§ TASK MATERIAL:
--

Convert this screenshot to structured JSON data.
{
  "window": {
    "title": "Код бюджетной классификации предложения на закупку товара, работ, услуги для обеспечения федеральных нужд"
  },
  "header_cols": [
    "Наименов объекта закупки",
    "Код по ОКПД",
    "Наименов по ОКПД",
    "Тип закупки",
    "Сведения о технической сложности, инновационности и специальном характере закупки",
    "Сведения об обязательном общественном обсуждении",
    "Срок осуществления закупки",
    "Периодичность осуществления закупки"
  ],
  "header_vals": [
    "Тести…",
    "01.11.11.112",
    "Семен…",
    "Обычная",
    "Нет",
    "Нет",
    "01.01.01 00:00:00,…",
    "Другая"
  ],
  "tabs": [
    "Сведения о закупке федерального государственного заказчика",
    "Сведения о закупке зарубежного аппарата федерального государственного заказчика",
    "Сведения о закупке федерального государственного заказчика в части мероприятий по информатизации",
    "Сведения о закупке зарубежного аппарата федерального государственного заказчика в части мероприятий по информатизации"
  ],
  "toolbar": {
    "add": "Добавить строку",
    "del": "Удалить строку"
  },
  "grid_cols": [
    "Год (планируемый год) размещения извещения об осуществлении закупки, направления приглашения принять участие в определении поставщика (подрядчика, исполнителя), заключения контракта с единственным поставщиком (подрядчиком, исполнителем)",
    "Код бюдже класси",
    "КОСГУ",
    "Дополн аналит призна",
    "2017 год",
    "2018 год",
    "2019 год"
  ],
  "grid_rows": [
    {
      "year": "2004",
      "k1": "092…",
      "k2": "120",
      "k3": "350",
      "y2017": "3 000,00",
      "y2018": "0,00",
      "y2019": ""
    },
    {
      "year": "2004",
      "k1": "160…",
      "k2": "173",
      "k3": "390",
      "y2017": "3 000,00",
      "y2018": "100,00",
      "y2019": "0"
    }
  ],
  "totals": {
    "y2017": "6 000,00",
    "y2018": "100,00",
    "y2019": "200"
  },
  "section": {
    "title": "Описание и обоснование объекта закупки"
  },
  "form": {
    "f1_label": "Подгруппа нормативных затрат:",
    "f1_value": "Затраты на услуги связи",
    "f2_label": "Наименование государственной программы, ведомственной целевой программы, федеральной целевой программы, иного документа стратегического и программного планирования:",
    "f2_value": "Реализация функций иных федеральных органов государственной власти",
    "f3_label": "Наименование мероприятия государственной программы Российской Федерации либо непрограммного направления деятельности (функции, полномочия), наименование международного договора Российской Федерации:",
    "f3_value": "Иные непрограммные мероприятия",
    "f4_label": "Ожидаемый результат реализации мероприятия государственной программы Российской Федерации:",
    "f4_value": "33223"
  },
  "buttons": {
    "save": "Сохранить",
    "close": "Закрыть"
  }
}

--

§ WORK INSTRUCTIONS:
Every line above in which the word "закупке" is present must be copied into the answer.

§ ANSWER SECTION:
    "Сведения о закупке федерального государственного заказчика",
    "Сведения о закупке зарубежного аппарата федерального государственного заказчика",
    "Сведения о закупке федерального государственного заказчика в части мероприятий по информатизации",
    "Сведения о закупке зарубежного аппарата федерального государственного заказчика в части мероприятий по информатизации"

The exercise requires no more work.